Initial estimates suggested that the MV Nyerere was carrying more than 300 people when it went down, just a few metres from the dock on Ukerewe, the lake's biggest island, which is part of Tanzania.
Tanzania has a history of dangerously overcrowded vessels.
Reports varied but the ferry may have carried between 400 and 500 people, local media said.
Mwanza governor John Mongella had earlier said the number of survivors was 40, but it was unclear whether any new survivors had been found since rescue operations resumed with police and army divers on Friday morning.
Shortly earlier, authorities said at least 86 people were confirmed dead.
The Tanzania Electrical, Mechanical and Electronics Services Agency, which is in charge of maintaining the country's ferries, said that hundreds of people are still missing and called for patience.
The government says the passenger ferry MV Nyerere was traveling between Ukara and Bugolora on Thursday when it sank.
The boat had a capacity of 100 but it is still unknown how many people were on board.
"We pray to God to give us hope in such an accident", Regional Commissioner Adam Malima told reporters.
President John Magafuli has sent his condolences to the victims.
Tanzania has seen a number of nautical disasters, with overcrowding often playing a role.

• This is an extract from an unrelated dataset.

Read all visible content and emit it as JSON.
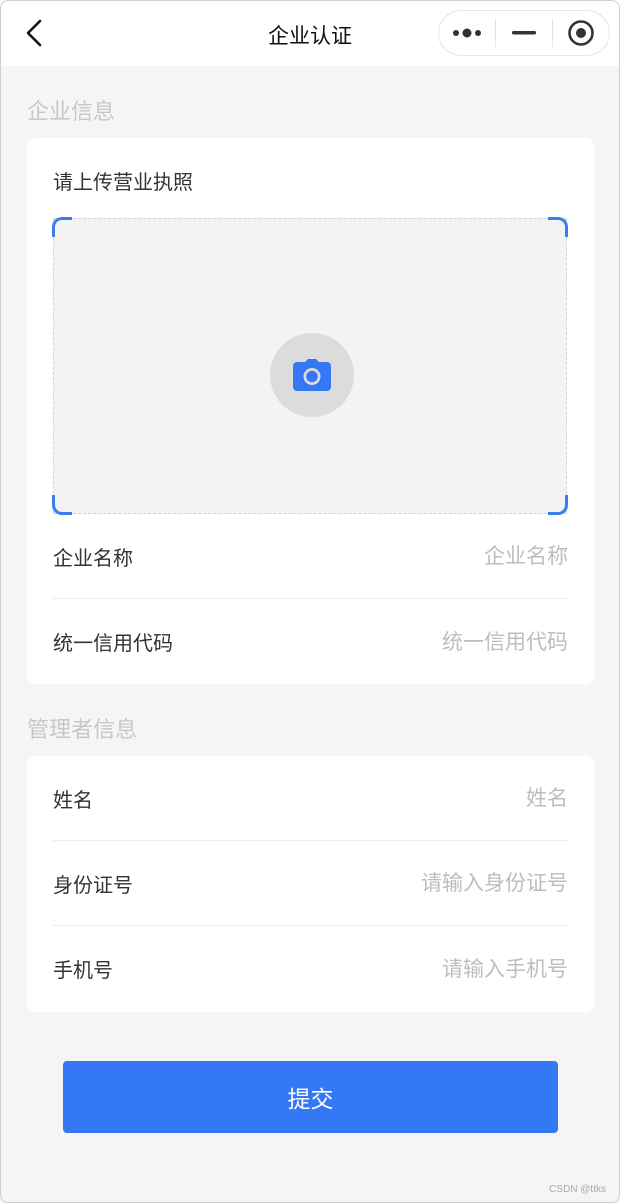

The country has been faced with similar tragedies in the past, with at least 145 people dying in a ferry disaster in the semi-autonomous archipelago of Zanzibar in the Indian Ocean in 2012.
However, hopes were fading for more people to be pulled out of the water alive.

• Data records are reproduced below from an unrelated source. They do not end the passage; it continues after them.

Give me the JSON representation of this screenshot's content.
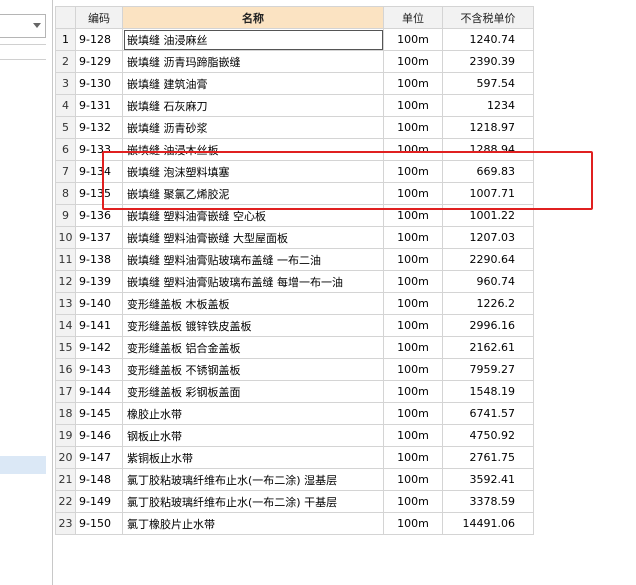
{
  "columns": {
    "code": "编码",
    "name": "名称",
    "unit": "单位",
    "price": "不含税单价"
  },
  "rows": [
    {
      "num": "1",
      "code": "9-128",
      "name": "嵌填缝 油浸麻丝",
      "unit": "100m",
      "price": "1240.74"
    },
    {
      "num": "2",
      "code": "9-129",
      "name": "嵌填缝 沥青玛蹄脂嵌缝",
      "unit": "100m",
      "price": "2390.39"
    },
    {
      "num": "3",
      "code": "9-130",
      "name": "嵌填缝 建筑油膏",
      "unit": "100m",
      "price": "597.54"
    },
    {
      "num": "4",
      "code": "9-131",
      "name": "嵌填缝 石灰麻刀",
      "unit": "100m",
      "price": "1234"
    },
    {
      "num": "5",
      "code": "9-132",
      "name": "嵌填缝 沥青砂浆",
      "unit": "100m",
      "price": "1218.97"
    },
    {
      "num": "6",
      "code": "9-133",
      "name": "嵌填缝 油浸木丝板",
      "unit": "100m",
      "price": "1288.94"
    },
    {
      "num": "7",
      "code": "9-134",
      "name": "嵌填缝 泡沫塑料填塞",
      "unit": "100m",
      "price": "669.83"
    },
    {
      "num": "8",
      "code": "9-135",
      "name": "嵌填缝 聚氯乙烯胶泥",
      "unit": "100m",
      "price": "1007.71"
    },
    {
      "num": "9",
      "code": "9-136",
      "name": "嵌填缝 塑料油膏嵌缝 空心板",
      "unit": "100m",
      "price": "1001.22"
    },
    {
      "num": "10",
      "code": "9-137",
      "name": "嵌填缝 塑料油膏嵌缝 大型屋面板",
      "unit": "100m",
      "price": "1207.03"
    },
    {
      "num": "11",
      "code": "9-138",
      "name": "嵌填缝 塑料油膏贴玻璃布盖缝 一布二油",
      "unit": "100m",
      "price": "2290.64"
    },
    {
      "num": "12",
      "code": "9-139",
      "name": "嵌填缝 塑料油膏贴玻璃布盖缝 每增一布一油",
      "unit": "100m",
      "price": "960.74"
    },
    {
      "num": "13",
      "code": "9-140",
      "name": "变形缝盖板 木板盖板",
      "unit": "100m",
      "price": "1226.2"
    },
    {
      "num": "14",
      "code": "9-141",
      "name": "变形缝盖板 镀锌铁皮盖板",
      "unit": "100m",
      "price": "2996.16"
    },
    {
      "num": "15",
      "code": "9-142",
      "name": "变形缝盖板 铝合金盖板",
      "unit": "100m",
      "price": "2162.61"
    },
    {
      "num": "16",
      "code": "9-143",
      "name": "变形缝盖板 不锈钢盖板",
      "unit": "100m",
      "price": "7959.27"
    },
    {
      "num": "17",
      "code": "9-144",
      "name": "变形缝盖板 彩钢板盖面",
      "unit": "100m",
      "price": "1548.19"
    },
    {
      "num": "18",
      "code": "9-145",
      "name": "橡胶止水带",
      "unit": "100m",
      "price": "6741.57"
    },
    {
      "num": "19",
      "code": "9-146",
      "name": "钢板止水带",
      "unit": "100m",
      "price": "4750.92"
    },
    {
      "num": "20",
      "code": "9-147",
      "name": "紫铜板止水带",
      "unit": "100m",
      "price": "2761.75"
    },
    {
      "num": "21",
      "code": "9-148",
      "name": "氯丁胶粘玻璃纤维布止水(一布二涂) 湿基层",
      "unit": "100m",
      "price": "3592.41"
    },
    {
      "num": "22",
      "code": "9-149",
      "name": "氯丁胶粘玻璃纤维布止水(一布二涂) 干基层",
      "unit": "100m",
      "price": "3378.59"
    },
    {
      "num": "23",
      "code": "9-150",
      "name": "氯丁橡胶片止水带",
      "unit": "100m",
      "price": "14491.06"
    }
  ],
  "colors": {
    "header_bg": "#f2f2f2",
    "name_header_bg": "#fbe3c2",
    "annotation": "#e02020",
    "left_highlight": "#dbe8f6"
  }
}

In 1996 around 900 people died when the MV Bukoba capsized on the lake.
Journalist Daniel Kijo has the latest on the ferry accident from Tanzania's Dar es Salaam.